→ **TRY IT**
The answer must be every line of the records below that contains the word "this", copied out.

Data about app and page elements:
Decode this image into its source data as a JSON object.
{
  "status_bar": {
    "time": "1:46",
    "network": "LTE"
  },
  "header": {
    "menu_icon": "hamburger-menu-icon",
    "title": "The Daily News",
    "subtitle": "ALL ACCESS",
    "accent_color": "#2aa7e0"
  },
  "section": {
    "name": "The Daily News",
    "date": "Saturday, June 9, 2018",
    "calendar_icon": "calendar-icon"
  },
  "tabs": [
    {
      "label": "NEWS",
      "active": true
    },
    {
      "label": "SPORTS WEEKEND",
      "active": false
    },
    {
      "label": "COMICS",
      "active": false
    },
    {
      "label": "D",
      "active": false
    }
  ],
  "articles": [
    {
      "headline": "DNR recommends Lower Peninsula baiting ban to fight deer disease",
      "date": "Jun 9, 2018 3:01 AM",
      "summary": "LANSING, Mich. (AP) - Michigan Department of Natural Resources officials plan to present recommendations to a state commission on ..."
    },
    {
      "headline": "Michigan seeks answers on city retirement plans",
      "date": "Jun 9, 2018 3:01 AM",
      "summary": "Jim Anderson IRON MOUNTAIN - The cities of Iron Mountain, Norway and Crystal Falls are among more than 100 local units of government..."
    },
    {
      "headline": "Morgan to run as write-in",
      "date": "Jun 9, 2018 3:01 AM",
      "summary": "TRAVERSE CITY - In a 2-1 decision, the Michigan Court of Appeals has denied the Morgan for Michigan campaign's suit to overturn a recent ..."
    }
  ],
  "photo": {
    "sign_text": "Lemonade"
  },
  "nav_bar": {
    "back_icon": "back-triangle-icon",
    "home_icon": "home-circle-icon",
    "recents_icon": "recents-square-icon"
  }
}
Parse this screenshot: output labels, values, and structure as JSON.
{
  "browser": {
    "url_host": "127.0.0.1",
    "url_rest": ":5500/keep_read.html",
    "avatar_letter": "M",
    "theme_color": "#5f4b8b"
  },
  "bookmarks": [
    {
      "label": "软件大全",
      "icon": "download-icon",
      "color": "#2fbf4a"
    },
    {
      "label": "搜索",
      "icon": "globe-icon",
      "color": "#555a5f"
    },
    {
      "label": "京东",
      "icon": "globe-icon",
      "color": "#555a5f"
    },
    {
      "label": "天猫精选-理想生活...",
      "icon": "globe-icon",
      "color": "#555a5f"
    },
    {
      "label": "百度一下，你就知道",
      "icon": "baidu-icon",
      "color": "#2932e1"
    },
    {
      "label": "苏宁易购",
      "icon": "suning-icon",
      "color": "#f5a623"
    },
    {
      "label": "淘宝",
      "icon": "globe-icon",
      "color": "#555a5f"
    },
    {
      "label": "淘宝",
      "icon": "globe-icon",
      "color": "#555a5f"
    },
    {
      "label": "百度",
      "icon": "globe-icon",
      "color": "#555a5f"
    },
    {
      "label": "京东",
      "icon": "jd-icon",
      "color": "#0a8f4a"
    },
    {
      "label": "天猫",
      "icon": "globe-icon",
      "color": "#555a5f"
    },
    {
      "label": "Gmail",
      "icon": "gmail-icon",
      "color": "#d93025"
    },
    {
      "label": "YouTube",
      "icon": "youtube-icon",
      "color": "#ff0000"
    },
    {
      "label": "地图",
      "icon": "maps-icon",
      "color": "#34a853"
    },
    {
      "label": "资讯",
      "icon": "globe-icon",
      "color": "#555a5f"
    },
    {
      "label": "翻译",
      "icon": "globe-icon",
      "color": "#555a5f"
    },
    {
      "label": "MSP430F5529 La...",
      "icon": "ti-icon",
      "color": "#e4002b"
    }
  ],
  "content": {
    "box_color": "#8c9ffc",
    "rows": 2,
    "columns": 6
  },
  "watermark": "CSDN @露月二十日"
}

→ **ANSWER BOX**
Decode this image into its source data as a JSON object.
Parse this screenshot: output labels, values, and structure as JSON.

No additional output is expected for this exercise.